BEGIN Dataset records

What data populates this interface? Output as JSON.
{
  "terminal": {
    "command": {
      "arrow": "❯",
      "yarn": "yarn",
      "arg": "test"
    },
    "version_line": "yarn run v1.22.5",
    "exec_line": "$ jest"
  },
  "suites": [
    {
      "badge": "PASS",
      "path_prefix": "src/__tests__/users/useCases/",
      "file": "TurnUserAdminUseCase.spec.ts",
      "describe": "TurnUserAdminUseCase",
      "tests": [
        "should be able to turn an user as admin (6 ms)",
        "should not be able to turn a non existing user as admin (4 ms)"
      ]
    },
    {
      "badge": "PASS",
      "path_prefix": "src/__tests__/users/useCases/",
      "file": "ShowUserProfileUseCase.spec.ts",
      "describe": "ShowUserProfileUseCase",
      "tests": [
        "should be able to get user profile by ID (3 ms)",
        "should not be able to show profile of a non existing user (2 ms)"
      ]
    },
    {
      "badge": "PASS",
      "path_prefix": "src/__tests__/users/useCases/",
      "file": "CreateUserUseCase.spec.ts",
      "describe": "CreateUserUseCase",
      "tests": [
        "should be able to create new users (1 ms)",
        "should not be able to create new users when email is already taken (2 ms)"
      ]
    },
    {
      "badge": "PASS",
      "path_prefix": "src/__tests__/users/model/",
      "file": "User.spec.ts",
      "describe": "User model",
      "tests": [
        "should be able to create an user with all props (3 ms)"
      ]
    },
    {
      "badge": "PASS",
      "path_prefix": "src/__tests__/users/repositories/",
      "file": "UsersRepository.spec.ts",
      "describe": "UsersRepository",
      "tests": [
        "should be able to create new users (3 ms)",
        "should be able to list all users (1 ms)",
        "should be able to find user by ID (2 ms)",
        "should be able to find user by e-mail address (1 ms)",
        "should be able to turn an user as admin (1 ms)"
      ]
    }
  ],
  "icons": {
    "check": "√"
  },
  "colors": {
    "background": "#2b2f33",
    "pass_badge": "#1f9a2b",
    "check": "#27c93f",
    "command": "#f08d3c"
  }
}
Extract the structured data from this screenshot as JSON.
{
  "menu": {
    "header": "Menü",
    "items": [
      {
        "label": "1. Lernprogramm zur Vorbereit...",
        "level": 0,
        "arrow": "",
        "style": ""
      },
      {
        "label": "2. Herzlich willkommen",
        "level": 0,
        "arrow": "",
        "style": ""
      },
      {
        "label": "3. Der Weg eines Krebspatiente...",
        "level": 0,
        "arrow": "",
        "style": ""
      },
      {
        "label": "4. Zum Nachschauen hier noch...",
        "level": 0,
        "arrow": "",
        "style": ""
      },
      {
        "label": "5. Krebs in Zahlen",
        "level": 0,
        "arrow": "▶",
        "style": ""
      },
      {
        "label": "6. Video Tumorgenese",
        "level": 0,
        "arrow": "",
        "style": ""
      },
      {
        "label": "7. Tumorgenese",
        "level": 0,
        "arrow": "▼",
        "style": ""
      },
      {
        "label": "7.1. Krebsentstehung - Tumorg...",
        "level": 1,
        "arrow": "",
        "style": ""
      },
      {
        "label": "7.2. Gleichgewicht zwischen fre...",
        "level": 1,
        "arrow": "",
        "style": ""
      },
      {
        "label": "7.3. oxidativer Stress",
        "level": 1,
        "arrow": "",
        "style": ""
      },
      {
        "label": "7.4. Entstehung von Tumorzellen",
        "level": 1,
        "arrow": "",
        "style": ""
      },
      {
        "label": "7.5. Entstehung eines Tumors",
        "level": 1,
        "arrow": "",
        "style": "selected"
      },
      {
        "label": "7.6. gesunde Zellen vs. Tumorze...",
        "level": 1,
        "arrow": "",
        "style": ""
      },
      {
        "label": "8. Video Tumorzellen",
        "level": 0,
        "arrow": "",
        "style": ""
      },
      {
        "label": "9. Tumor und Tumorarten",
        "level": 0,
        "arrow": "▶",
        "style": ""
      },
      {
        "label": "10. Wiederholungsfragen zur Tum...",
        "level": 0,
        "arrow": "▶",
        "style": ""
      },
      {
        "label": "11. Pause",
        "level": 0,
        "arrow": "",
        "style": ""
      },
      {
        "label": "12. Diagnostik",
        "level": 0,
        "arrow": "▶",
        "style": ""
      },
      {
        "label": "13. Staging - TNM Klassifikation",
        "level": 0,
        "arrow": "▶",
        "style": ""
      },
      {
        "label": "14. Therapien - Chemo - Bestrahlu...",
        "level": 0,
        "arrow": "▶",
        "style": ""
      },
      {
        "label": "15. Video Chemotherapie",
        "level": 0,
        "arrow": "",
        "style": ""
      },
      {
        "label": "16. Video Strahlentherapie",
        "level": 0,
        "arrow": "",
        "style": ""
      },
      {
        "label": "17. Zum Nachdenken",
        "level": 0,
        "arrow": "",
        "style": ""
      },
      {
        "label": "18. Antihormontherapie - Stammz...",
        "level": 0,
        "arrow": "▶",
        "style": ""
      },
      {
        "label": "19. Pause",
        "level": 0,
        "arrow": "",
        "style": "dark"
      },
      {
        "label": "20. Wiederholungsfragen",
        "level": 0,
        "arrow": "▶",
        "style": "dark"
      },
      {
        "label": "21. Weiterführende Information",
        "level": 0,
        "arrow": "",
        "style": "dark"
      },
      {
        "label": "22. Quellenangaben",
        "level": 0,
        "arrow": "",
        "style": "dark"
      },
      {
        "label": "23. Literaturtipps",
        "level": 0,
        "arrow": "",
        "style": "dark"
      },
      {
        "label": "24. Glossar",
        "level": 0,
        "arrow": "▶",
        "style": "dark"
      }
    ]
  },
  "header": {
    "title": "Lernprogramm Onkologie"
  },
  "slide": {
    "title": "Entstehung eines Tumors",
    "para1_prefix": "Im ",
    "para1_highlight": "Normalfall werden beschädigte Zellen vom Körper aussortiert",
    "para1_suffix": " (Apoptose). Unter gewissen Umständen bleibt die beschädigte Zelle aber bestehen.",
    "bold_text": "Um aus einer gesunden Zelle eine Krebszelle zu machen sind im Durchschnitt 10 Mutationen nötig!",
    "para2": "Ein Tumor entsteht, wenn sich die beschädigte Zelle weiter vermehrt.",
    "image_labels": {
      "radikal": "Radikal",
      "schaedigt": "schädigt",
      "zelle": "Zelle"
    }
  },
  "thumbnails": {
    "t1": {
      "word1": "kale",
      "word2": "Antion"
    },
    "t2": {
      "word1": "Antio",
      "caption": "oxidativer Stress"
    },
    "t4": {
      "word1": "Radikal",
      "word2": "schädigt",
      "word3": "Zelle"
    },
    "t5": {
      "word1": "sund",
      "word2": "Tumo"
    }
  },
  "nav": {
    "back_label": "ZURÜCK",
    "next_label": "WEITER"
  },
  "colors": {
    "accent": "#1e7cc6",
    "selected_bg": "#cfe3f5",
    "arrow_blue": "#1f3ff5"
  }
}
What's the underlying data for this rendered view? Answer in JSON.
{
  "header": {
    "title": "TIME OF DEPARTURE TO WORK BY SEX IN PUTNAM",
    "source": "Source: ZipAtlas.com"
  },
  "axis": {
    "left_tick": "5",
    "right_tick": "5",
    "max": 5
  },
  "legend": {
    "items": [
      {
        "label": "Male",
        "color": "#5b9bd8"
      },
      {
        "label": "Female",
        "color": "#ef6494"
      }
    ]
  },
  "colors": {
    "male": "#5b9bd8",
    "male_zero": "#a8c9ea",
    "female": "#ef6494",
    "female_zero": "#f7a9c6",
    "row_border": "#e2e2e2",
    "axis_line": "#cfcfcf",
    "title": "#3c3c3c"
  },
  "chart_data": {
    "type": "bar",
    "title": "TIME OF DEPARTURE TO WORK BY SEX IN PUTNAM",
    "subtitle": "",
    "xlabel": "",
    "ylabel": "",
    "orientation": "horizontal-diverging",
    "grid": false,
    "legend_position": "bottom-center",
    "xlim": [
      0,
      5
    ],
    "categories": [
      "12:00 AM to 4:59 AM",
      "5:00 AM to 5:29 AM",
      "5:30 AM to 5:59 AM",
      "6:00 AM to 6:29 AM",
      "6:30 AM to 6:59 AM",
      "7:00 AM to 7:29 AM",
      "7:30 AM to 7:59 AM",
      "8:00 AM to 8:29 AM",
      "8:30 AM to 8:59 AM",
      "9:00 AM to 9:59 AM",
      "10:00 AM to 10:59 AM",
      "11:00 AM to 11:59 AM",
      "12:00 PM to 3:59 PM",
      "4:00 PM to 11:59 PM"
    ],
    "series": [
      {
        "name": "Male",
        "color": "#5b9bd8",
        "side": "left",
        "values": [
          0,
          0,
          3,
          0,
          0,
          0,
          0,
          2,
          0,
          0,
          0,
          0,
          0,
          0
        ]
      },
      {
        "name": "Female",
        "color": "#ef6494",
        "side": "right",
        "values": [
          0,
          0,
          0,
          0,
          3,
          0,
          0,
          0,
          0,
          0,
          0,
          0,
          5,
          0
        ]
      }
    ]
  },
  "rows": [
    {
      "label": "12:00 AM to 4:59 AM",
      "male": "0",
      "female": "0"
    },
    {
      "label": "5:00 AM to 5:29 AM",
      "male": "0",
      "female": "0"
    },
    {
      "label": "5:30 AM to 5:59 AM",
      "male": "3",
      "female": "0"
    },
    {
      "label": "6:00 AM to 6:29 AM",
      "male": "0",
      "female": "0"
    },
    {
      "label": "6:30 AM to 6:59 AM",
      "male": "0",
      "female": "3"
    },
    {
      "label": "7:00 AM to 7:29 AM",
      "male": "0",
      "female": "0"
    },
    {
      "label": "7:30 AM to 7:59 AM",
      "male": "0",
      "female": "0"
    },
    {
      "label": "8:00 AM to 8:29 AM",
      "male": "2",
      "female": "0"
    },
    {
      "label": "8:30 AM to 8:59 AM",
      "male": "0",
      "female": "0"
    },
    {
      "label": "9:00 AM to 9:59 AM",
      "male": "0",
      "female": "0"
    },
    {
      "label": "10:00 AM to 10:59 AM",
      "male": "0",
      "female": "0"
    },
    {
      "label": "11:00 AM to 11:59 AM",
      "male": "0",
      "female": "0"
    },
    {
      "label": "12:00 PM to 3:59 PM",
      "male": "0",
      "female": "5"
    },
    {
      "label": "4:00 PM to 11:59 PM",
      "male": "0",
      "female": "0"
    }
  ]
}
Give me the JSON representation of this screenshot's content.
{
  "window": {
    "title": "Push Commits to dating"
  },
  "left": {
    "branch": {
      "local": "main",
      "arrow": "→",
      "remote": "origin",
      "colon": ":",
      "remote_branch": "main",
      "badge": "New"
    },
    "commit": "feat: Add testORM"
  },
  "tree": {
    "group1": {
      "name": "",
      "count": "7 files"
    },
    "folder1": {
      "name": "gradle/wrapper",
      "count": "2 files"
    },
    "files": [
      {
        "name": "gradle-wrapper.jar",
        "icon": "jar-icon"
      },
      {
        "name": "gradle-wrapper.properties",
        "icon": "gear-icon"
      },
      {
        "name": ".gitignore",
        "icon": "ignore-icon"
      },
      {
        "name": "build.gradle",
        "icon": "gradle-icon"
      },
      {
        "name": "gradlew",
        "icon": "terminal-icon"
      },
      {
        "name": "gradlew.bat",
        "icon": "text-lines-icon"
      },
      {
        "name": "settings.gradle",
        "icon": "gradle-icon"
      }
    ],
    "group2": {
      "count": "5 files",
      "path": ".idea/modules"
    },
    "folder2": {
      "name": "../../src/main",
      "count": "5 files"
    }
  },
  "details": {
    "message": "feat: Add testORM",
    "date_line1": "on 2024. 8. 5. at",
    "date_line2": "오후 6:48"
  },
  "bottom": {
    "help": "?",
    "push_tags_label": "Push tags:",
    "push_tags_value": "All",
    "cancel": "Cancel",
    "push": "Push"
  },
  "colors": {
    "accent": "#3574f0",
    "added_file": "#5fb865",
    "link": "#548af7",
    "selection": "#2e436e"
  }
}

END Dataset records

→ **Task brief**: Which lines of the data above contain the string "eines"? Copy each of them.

→ **Output for this task**:
        "label": "3. Der Weg eines Krebspatiente...",
        "label": "7.5. Entstehung eines Tumors",
    "title": "Entstehung eines Tumors",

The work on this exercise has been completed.